1. London School of Hygiene and Tropical Medicine (LSHTM) Data Compass
2. Sangath project data folder (intranet)
Persistent weblink: http://datacompass.lshtm.ac.uk
In compliance with the Wellcome Trust policy on data management and sharing, and the access options supported at the London School of Hygiene and Tropical Medicine, managed access at the level of ‘restricted’ will be used, backed by a licence based on ‘open data commons’ model. This means anyone can freely access, use, modify, and share for any purpose (subject, at most, to requirements that preserve provenance and openness), but requests for data access will have to be made through completing a formal request form to the principal investigator - Professor Vikram Patel (firstname.lastname@example.org).

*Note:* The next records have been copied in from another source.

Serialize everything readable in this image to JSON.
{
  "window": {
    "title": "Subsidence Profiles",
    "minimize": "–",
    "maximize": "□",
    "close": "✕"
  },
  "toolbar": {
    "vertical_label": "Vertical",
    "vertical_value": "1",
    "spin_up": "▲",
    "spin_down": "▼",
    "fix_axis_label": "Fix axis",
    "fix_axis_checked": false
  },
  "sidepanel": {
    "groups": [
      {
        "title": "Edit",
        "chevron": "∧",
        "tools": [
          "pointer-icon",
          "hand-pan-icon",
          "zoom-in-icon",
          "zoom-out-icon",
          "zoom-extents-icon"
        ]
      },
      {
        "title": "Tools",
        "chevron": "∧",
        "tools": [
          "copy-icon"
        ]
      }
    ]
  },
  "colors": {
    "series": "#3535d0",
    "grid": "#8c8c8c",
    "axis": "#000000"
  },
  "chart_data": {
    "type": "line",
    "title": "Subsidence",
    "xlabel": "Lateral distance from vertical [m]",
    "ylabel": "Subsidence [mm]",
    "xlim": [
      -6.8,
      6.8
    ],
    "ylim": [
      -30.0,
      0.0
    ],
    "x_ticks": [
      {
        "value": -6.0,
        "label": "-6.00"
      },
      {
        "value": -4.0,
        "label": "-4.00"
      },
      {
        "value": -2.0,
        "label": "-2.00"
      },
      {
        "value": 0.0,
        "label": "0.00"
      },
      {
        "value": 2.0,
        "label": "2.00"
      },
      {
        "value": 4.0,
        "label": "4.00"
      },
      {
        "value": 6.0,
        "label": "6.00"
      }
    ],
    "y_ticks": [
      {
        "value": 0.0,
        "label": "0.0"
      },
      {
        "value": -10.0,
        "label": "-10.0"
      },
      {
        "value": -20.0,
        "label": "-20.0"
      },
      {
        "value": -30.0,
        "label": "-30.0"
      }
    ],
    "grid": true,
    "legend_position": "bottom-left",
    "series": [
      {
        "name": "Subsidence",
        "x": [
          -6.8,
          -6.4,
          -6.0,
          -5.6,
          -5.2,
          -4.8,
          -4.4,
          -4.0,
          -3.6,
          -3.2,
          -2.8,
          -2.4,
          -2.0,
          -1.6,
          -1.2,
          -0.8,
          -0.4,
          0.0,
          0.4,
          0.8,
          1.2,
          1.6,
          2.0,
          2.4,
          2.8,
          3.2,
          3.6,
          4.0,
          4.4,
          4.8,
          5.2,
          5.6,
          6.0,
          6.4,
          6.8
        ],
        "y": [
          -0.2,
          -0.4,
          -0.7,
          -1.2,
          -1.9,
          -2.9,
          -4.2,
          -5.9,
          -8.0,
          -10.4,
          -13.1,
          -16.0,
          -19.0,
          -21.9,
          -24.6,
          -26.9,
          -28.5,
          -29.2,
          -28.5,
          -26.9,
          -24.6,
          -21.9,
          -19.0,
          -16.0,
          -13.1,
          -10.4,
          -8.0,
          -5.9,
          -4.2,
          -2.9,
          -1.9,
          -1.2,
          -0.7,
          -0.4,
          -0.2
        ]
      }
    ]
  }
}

The curated raw trial data, in addition to the variable codebook will be deposited in the named repository by 31/12/2017, and will remain available to the public for the next 10 years.
Informed consent was obtained from participants. Participants were made to understand that the data collected will be used for only research purposes and persons not directly involved in the study will not have access to the data in order to uphold confidentiality. Participants were also assured that all identifying information will be removed when publishing findings of the study.
Data will be redacted to ensure both direct and indirect identifiers are not shared.
Intention to publish date
Participant level data
Stored in repository
Basic results (scientific)
2014 protocol in: http://www.ncbi.nlm.nih.gov/pubmed/24690184
2016 results in: http://www.ncbi.nlm.nih.gov/pubmed/27988143
2017 12-month follow-up results in: https://www.ncbi.nlm.nih.gov/pubmed/28898283
Statistical analysis plan: http://sangath.com/images/file/PREMIUM%20statistical%20analysis%20plan%20FINAL%20171215.pdf
Statistical analysis plan for 12-month outcomes: http://www.sangath.in/wp-content/uploads/2017/03/PREMIUM-12month-statistical-analysis-plan-FINAL-12-03-2017-1.doc
Patel V, Weobong B, Nadkarni A, Weiss HA, Anand A, Naik S, Bhat B, Pereira J, Araya R, Dimidjian S, Hollon SD, King M, McCambridge J, McDaid D, Murthy P, Velleman R, Fairburn CG, Kirkwood B, The effectiveness and cost-effectiveness of lay counsellor-delivered psychological treatments for harmful and dependent drinking and moderate to severe depression in primary care in India: PREMIUM study protocol for randomized controlled trials., Trials, 2014, 15, 101, doi: 10.1186/1745-6215-15-101.